**Goal of the exercise:**
Look at each line below and count those with the word "data"; the answer is that number only.

**Source information:**
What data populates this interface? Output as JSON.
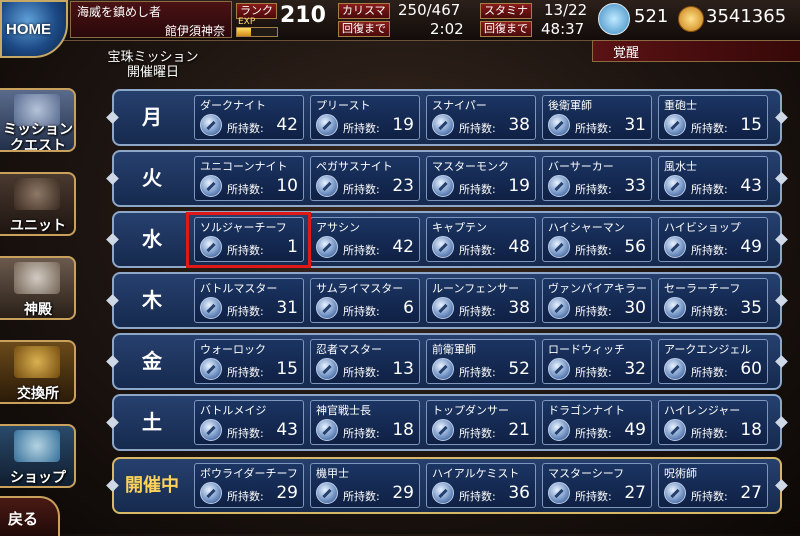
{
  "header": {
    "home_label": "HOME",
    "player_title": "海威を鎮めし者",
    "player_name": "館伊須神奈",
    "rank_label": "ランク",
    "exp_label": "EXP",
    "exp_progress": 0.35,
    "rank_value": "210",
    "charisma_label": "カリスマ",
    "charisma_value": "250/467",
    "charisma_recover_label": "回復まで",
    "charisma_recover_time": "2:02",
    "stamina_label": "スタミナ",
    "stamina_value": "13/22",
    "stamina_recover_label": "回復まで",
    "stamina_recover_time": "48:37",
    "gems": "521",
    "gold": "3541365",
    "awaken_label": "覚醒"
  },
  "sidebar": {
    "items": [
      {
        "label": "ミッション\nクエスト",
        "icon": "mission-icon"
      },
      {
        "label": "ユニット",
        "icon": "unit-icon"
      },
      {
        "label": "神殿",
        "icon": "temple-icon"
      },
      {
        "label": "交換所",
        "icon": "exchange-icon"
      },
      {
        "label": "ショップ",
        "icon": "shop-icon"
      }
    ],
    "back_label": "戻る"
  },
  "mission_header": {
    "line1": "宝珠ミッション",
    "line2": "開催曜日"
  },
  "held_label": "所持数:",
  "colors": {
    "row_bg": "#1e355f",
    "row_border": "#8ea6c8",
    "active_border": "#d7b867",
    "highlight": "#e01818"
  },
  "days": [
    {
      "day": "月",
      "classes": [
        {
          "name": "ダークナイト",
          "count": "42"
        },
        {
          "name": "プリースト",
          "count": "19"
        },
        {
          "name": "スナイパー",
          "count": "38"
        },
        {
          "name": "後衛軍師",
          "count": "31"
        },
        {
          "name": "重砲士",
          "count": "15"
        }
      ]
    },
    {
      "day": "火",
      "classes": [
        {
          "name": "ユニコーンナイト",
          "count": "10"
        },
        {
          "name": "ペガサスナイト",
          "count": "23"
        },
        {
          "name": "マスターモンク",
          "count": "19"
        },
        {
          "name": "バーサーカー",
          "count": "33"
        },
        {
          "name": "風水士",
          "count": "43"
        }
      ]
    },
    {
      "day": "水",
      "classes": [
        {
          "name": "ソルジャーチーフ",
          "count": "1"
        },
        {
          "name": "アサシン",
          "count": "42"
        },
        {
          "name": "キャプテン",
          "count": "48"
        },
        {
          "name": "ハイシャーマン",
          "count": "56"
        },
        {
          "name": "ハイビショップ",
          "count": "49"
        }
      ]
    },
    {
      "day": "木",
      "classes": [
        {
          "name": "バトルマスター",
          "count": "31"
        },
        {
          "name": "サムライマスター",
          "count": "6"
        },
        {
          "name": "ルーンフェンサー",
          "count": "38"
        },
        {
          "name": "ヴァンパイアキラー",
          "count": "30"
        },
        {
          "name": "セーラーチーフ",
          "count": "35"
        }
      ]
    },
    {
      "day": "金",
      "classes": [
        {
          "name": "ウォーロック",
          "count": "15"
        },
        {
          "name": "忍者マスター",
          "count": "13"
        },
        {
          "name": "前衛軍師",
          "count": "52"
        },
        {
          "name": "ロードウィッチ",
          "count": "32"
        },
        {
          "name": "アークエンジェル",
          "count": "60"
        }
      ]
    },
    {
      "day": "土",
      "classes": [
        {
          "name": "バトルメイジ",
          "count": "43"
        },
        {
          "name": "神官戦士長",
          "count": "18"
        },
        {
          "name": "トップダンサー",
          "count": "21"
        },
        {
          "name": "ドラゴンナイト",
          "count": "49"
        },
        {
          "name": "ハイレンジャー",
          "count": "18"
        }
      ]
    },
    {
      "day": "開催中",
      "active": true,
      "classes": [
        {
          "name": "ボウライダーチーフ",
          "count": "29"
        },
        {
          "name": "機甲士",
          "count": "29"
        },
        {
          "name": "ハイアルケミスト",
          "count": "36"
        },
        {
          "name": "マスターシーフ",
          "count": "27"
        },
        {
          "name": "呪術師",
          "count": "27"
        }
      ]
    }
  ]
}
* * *
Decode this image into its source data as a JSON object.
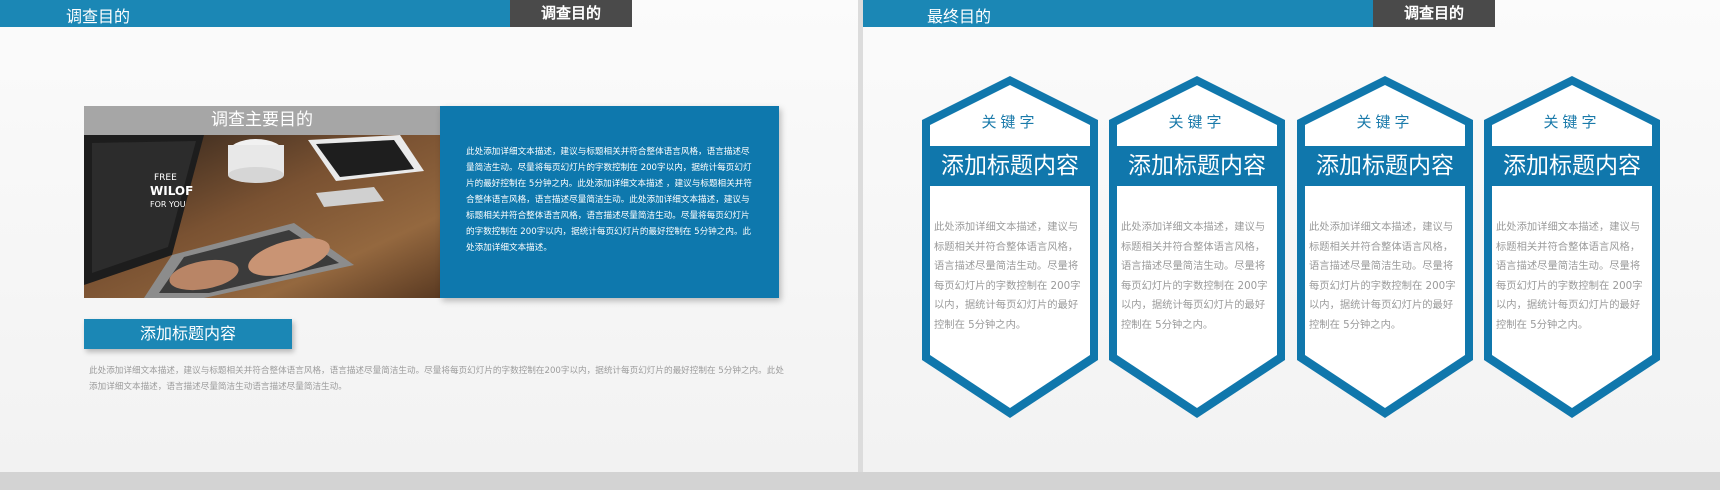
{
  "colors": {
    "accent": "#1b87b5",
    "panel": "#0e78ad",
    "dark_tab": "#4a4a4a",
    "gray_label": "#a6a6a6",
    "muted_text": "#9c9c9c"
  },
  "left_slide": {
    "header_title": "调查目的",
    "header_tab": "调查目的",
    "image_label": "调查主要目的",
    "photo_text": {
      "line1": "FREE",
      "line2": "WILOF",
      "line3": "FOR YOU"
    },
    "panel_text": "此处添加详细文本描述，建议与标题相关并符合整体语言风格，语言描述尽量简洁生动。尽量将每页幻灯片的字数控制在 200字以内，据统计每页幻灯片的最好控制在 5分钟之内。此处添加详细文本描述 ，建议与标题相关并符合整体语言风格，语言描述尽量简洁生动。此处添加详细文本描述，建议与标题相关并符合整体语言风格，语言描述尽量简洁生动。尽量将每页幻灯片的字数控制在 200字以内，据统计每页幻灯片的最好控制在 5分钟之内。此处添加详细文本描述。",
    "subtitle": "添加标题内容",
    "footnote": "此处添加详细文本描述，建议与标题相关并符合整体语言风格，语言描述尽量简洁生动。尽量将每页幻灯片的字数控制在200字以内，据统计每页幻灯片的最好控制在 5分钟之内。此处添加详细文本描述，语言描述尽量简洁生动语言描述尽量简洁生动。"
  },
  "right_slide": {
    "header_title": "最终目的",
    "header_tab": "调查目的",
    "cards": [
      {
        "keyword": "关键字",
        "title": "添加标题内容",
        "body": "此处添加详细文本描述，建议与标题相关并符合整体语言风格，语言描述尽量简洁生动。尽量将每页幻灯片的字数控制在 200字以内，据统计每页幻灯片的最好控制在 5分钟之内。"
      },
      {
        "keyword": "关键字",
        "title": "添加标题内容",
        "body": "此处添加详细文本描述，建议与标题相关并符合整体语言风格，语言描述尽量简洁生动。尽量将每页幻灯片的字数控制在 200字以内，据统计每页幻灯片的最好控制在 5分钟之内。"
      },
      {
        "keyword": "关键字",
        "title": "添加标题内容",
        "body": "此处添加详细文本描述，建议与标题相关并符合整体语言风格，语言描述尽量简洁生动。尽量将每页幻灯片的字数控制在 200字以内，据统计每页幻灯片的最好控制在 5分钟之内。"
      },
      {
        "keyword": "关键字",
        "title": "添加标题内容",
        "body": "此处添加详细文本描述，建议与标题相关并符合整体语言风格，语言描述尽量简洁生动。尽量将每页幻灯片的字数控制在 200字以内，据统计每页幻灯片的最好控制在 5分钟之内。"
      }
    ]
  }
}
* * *
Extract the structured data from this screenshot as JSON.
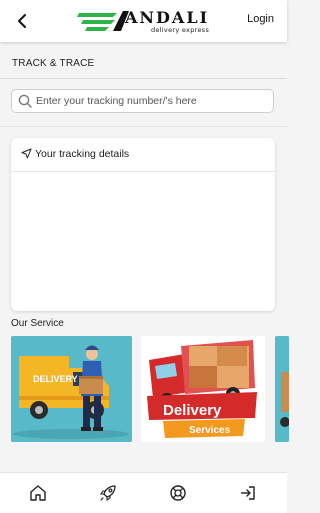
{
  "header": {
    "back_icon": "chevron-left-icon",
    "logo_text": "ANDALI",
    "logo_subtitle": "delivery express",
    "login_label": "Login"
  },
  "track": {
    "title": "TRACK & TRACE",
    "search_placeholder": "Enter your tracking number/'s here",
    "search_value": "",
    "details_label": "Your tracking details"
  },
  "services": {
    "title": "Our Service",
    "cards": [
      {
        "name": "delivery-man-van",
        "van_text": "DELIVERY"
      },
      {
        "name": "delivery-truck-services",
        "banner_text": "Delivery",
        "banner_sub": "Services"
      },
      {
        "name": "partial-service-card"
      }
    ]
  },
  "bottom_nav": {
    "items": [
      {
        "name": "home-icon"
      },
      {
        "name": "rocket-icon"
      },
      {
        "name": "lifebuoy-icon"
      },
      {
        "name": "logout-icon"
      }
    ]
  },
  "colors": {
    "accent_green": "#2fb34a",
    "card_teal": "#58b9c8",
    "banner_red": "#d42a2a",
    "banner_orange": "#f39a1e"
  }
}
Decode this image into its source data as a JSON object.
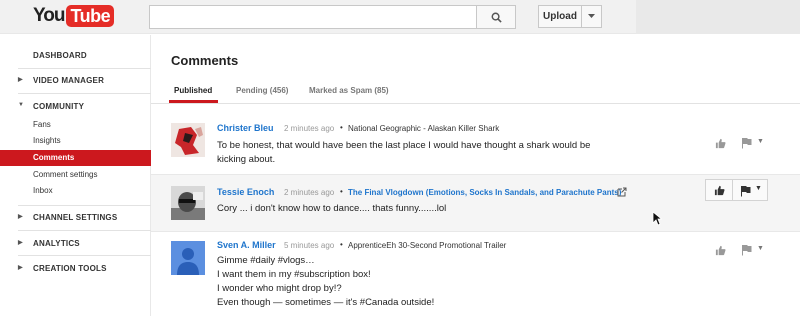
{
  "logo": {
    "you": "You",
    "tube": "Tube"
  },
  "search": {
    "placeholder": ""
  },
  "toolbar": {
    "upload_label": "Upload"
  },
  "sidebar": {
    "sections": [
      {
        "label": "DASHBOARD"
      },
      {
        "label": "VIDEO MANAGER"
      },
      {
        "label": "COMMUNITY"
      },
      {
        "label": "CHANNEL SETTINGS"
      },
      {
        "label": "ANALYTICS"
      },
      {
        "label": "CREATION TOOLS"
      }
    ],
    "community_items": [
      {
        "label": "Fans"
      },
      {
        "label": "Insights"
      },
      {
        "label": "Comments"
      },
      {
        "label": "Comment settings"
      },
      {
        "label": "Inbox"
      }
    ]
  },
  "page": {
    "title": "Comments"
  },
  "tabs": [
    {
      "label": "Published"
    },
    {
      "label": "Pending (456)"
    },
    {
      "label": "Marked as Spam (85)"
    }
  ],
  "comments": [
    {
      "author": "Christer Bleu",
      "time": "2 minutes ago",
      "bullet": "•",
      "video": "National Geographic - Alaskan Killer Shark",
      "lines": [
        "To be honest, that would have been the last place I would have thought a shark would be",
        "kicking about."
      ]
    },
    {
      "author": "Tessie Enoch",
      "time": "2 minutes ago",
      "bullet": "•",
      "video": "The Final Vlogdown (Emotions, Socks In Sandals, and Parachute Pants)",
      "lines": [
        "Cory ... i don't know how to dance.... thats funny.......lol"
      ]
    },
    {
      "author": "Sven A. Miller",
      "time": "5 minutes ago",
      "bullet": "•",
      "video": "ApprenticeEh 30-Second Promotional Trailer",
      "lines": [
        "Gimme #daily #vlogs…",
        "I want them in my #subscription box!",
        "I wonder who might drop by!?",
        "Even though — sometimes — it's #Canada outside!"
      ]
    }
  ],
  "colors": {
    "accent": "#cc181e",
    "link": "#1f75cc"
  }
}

**Output for this exercise:**
4